While CAPSTONE got away from that first anomaly unharmed, and the ground controllers felt they could prevent the problem from happening again, the first lane correction maneuver window was a long time ago. This meant that a new maneuver had to be planned given the vehicle’s updated position and speed, a delicate process that took extra time.
On July 7, CAPSTONE successfully performed a revised trajectory correction burn (officially referred to as TCM-1), placing itself on a trajectory within 0.75% of the calculated cycle.
After the initial communication difficulties were resolved, the expedition continued without problems. A small course correction was made on July 12, and the larger TCM-2 maneuver was carried out on July 25 without incident. On August 26, CAPSTONE reached its peak of 1,531,949 kilometers (951,909 miles), the furthest from Earth in its ballistic trajectory.
But on September 8, when the TCM-3 maneuver was about to end, the spacecraft’s position began to drift. For reasons yet unknown, the CAPSTONE reaction wheels could not cope with the wobble, and the car went into an uncontrolled stumble. With the antenna not pointing at the ground, the connections were lost again.
Mission controllers that evening declared an operational emergency, giving them access to additional capabilities for the DSN. Through this they were finally able to receive a weak telemetry signal from CAPSTONE the next day, but the data looked grim. Because of its rotation, the spacecraft’s solar arrays were not producing enough power to charge the batteries, causing the spacecraft to reset frequently due to a lack of power. Even worse, without power to operate the heaters on board, the thrusters that would eventually be needed to stop the fall were now rigidly frozen.

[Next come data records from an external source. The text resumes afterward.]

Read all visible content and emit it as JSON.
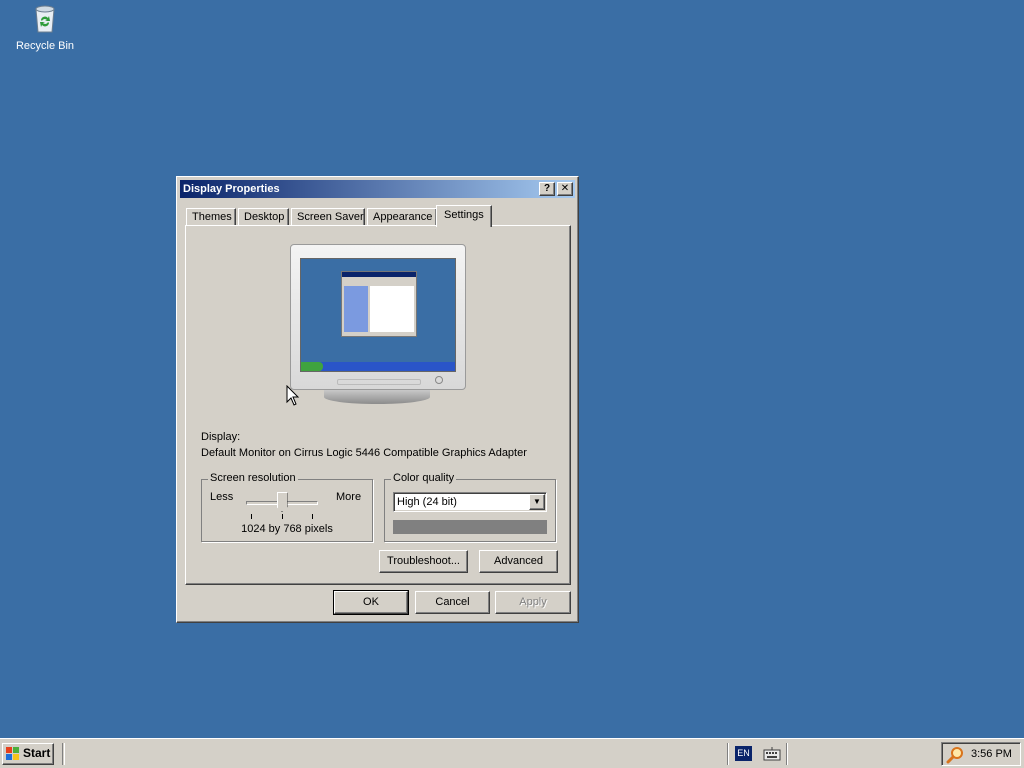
{
  "desktop": {
    "icons": [
      {
        "label": "Recycle Bin",
        "icon": "recycle-bin-icon"
      }
    ]
  },
  "dialog": {
    "title": "Display Properties",
    "help_label": "?",
    "close_label": "✕",
    "tabs": [
      {
        "label": "Themes",
        "active": false
      },
      {
        "label": "Desktop",
        "active": false
      },
      {
        "label": "Screen Saver",
        "active": false
      },
      {
        "label": "Appearance",
        "active": false
      },
      {
        "label": "Settings",
        "active": true
      }
    ],
    "settings": {
      "display_label": "Display:",
      "display_value": "Default Monitor on Cirrus Logic 5446 Compatible Graphics Adapter",
      "screen_resolution": {
        "legend": "Screen resolution",
        "less_label": "Less",
        "more_label": "More",
        "value_text": "1024 by 768 pixels",
        "slider_position": 0.5
      },
      "color_quality": {
        "legend": "Color quality",
        "selected": "High (24 bit)"
      },
      "troubleshoot_label": "Troubleshoot...",
      "advanced_label": "Advanced"
    },
    "buttons": {
      "ok": "OK",
      "cancel": "Cancel",
      "apply": "Apply",
      "apply_enabled": false
    }
  },
  "taskbar": {
    "start_label": "Start",
    "language": "EN",
    "clock": "3:56 PM"
  },
  "colors": {
    "desktop_bg": "#3a6ea5",
    "titlebar_start": "#0a246a",
    "titlebar_end": "#a6caf0",
    "face": "#d4d0c8"
  }
}
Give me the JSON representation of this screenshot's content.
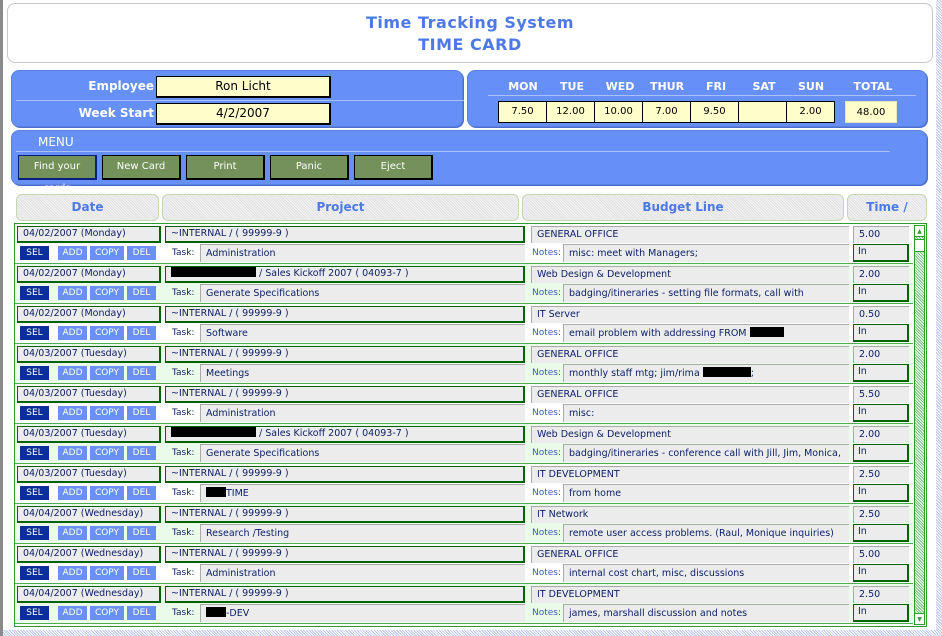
{
  "header": {
    "title": "Time Tracking System",
    "subtitle": "TIME CARD"
  },
  "employee": {
    "employee_label": "Employee",
    "employee_value": "Ron Licht",
    "week_start_label": "Week Start",
    "week_start_value": "4/2/2007"
  },
  "week": {
    "days": [
      {
        "label": "MON",
        "value": "7.50"
      },
      {
        "label": "TUE",
        "value": "12.00"
      },
      {
        "label": "WED",
        "value": "10.00"
      },
      {
        "label": "THUR",
        "value": "7.00"
      },
      {
        "label": "FRI",
        "value": "9.50"
      },
      {
        "label": "SAT",
        "value": ""
      },
      {
        "label": "SUN",
        "value": "2.00"
      }
    ],
    "total_label": "TOTAL",
    "total_value": "48.00"
  },
  "menu": {
    "title": "MENU",
    "buttons": [
      "Find your cards",
      "New Card",
      "Print",
      "Panic",
      "Eject"
    ]
  },
  "columns": {
    "date": "Date",
    "project": "Project",
    "budget": "Budget Line",
    "time": "Time / Scope"
  },
  "row_labels": {
    "sel": "SEL",
    "add": "ADD",
    "copy": "COPY",
    "del": "DEL",
    "task": "Task:",
    "notes": "Notes:"
  },
  "colors": {
    "accent_blue": "#6690f6",
    "title_blue": "#4d79e6",
    "menu_button_green": "#739158",
    "sel_button": "#0b2e9c",
    "row_border_green": "#006400",
    "field_yellow": "#ffffcc"
  },
  "entries": [
    {
      "date": "04/02/2007 (Monday)",
      "project_redacted": false,
      "project": "~INTERNAL /  ( 99999-9 )",
      "task_redacted": false,
      "task": "Administration",
      "budget": "GENERAL OFFICE",
      "notes": "misc: meet with Managers;",
      "notes_redacted": false,
      "notes_after": "",
      "hours": "5.00",
      "scope": "In"
    },
    {
      "date": "04/02/2007 (Monday)",
      "project_redacted": true,
      "project": " / Sales Kickoff 2007 ( 04093-7 )",
      "task_redacted": false,
      "task": "Generate Specifications",
      "budget": "Web Design & Development",
      "notes": "badging/itineraries - setting file formats, call with",
      "notes_redacted": false,
      "notes_after": "",
      "hours": "2.00",
      "scope": "In"
    },
    {
      "date": "04/02/2007 (Monday)",
      "project_redacted": false,
      "project": "~INTERNAL /  ( 99999-9 )",
      "task_redacted": false,
      "task": "Software",
      "budget": "IT Server",
      "notes": "email problem with addressing FROM ",
      "notes_redacted": true,
      "notes_after": "",
      "hours": "0.50",
      "scope": "In"
    },
    {
      "date": "04/03/2007 (Tuesday)",
      "project_redacted": false,
      "project": "~INTERNAL /  ( 99999-9 )",
      "task_redacted": false,
      "task": "Meetings",
      "budget": "GENERAL OFFICE",
      "notes": "monthly staff mtg; jim/rima ",
      "notes_redacted": true,
      "notes_after": ";",
      "hours": "2.00",
      "scope": "In"
    },
    {
      "date": "04/03/2007 (Tuesday)",
      "project_redacted": false,
      "project": "~INTERNAL /  ( 99999-9 )",
      "task_redacted": false,
      "task": "Administration",
      "budget": "GENERAL OFFICE",
      "notes": "misc:",
      "notes_redacted": false,
      "notes_after": "",
      "hours": "5.50",
      "scope": "In"
    },
    {
      "date": "04/03/2007 (Tuesday)",
      "project_redacted": true,
      "project": " / Sales Kickoff 2007 ( 04093-7 )",
      "task_redacted": false,
      "task": "Generate Specifications",
      "budget": "Web Design & Development",
      "notes": "badging/itineraries - conference call with Jill, Jim, Monica,",
      "notes_redacted": false,
      "notes_after": "",
      "hours": "2.00",
      "scope": "In"
    },
    {
      "date": "04/03/2007 (Tuesday)",
      "project_redacted": false,
      "project": "~INTERNAL /  ( 99999-9 )",
      "task_redacted": true,
      "task": "TIME",
      "budget": "IT DEVELOPMENT",
      "notes": "from home",
      "notes_redacted": false,
      "notes_after": "",
      "hours": "2.50",
      "scope": "In"
    },
    {
      "date": "04/04/2007 (Wednesday)",
      "project_redacted": false,
      "project": "~INTERNAL /  ( 99999-9 )",
      "task_redacted": false,
      "task": "Research /Testing",
      "budget": "IT Network",
      "notes": "remote user access problems.  (Raul, Monique inquiries)",
      "notes_redacted": false,
      "notes_after": "",
      "hours": "2.50",
      "scope": "In"
    },
    {
      "date": "04/04/2007 (Wednesday)",
      "project_redacted": false,
      "project": "~INTERNAL /  ( 99999-9 )",
      "task_redacted": false,
      "task": "Administration",
      "budget": "GENERAL OFFICE",
      "notes": "internal cost chart, misc, discussions",
      "notes_redacted": false,
      "notes_after": "",
      "hours": "5.00",
      "scope": "In"
    },
    {
      "date": "04/04/2007 (Wednesday)",
      "project_redacted": false,
      "project": "~INTERNAL /  ( 99999-9 )",
      "task_redacted": true,
      "task": "-DEV",
      "budget": "IT DEVELOPMENT",
      "notes": "james, marshall discussion and notes",
      "notes_redacted": false,
      "notes_after": "",
      "hours": "2.50",
      "scope": "In"
    }
  ]
}
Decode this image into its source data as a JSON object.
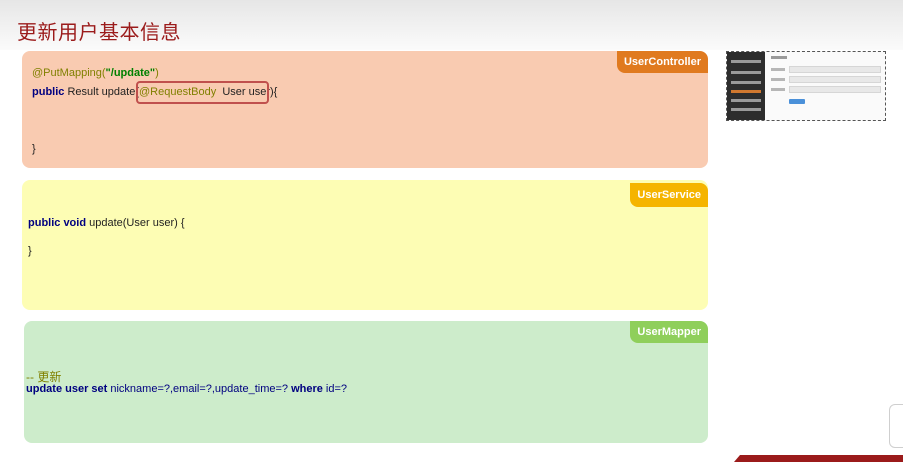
{
  "page": {
    "title": "更新用户基本信息"
  },
  "controller_panel": {
    "tag": "UserController",
    "line1_annotation": "@PutMapping(",
    "line1_string": "\"/update\"",
    "line1_close": ")",
    "line2_kw": "public",
    "line2_text": " Result update(",
    "line2_annotation": "@RequestBody",
    "line2_param": "  User user",
    "line2_end": "){",
    "line3": "}"
  },
  "service_panel": {
    "tag": "UserService",
    "line1_kw": "public void",
    "line1_text": " update(User user) {",
    "line2": "}"
  },
  "mapper_panel": {
    "tag": "UserMapper",
    "comment": "-- 更新",
    "sql_kw1": "update user set",
    "sql_text1": " nickname=?,email=?,update_time=? ",
    "sql_kw2": "where",
    "sql_text2": " id=?"
  },
  "colors": {
    "controller_bg": "#f9cbb1",
    "controller_tag": "#e07a1f",
    "service_bg": "#fdfdb4",
    "service_tag": "#f5b400",
    "mapper_bg": "#cdeccb",
    "mapper_tag": "#8fcf5b",
    "title": "#9b1b1b"
  }
}
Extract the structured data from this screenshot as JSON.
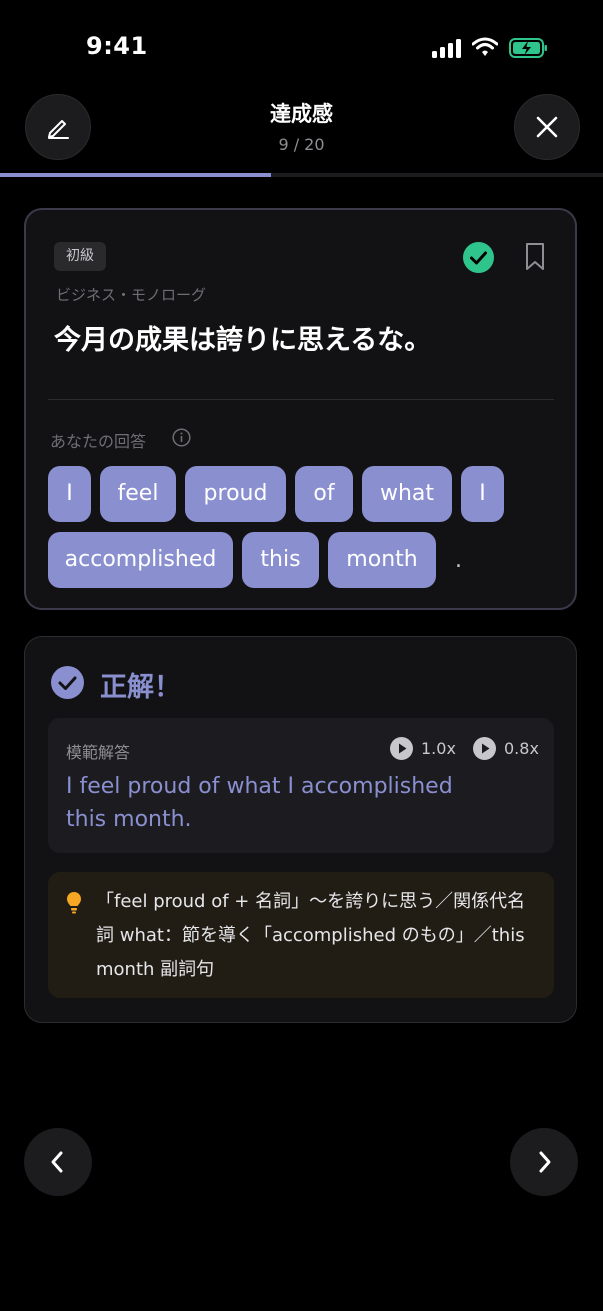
{
  "status_bar": {
    "time": "9:41"
  },
  "header": {
    "title": "達成感",
    "counter": "9 / 20",
    "progress": 0.45
  },
  "question_card": {
    "level_badge": "初級",
    "category": "ビジネス・モノローグ",
    "question": "今月の成果は誇りに思えるな。",
    "answer_label": "あなたの回答",
    "answer_words": [
      "I",
      "feel",
      "proud",
      "of",
      "what",
      "I",
      "accomplished",
      "this",
      "month"
    ],
    "answer_punctuation": "."
  },
  "result_card": {
    "result_label": "正解！",
    "model_label": "模範解答",
    "speed_normal": "1.0x",
    "speed_slow": "0.8x",
    "model_answer": "I feel proud of what I accomplished this month.",
    "tip": "「feel proud of + 名詞」〜を誇りに思う／関係代名詞 what：節を導く「accomplished のもの」／this month 副詞句"
  },
  "colors": {
    "accent": "#8a8fd0",
    "success": "#30c48d",
    "background": "#000000",
    "tip_bulb": "#f5a623"
  },
  "icons": [
    "edit-icon",
    "close-icon",
    "check-circle-icon",
    "bookmark-icon",
    "info-icon",
    "play-icon",
    "lightbulb-icon",
    "chevron-left-icon",
    "chevron-right-icon"
  ]
}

But it wasn’t all bad news. It was determined that the TCM-3 burn had advanced far enough that CAPSTONE was on its intended orbital path – so while the spacecraft may technically be out of control, it is still bound for the Moon.
Currently, our last update from the CAPSTONE team was made on September 15th. The big news is that even though the craft is still spinning, the solar panels are getting enough light to charge the batteries. There was enough energy in the budget to run the heaters, although they were apparently operating at a reduced duty cycle. However, getting rid of the cold is enough, and it is hoped that the propulsion system will soon reach a high enough temperature to evaluate its functionality. Assuming they can be brought back online, firing the thrusters against the direction of rotation should restore control of CAPSTONE.
But we haven’t gotten there yet. The update shows that task monitors are still analyzing the data to determine why CAPSTONE got out of hand in the first place, and how to prevent it from happening again. The original mission schedule shows that a number of additional burns were planned to put the spacecraft into its intended orbit, and even then, that was just beginning of her mission.
Fortunately, CAPSTONE will not need to make another course correction for a few weeks, giving engineers on the ground more time to assess the situation. However, the fact that two of the three major maneuvers caused the car to become unresponsive is concerning, especially when several engine burns are still on schedule.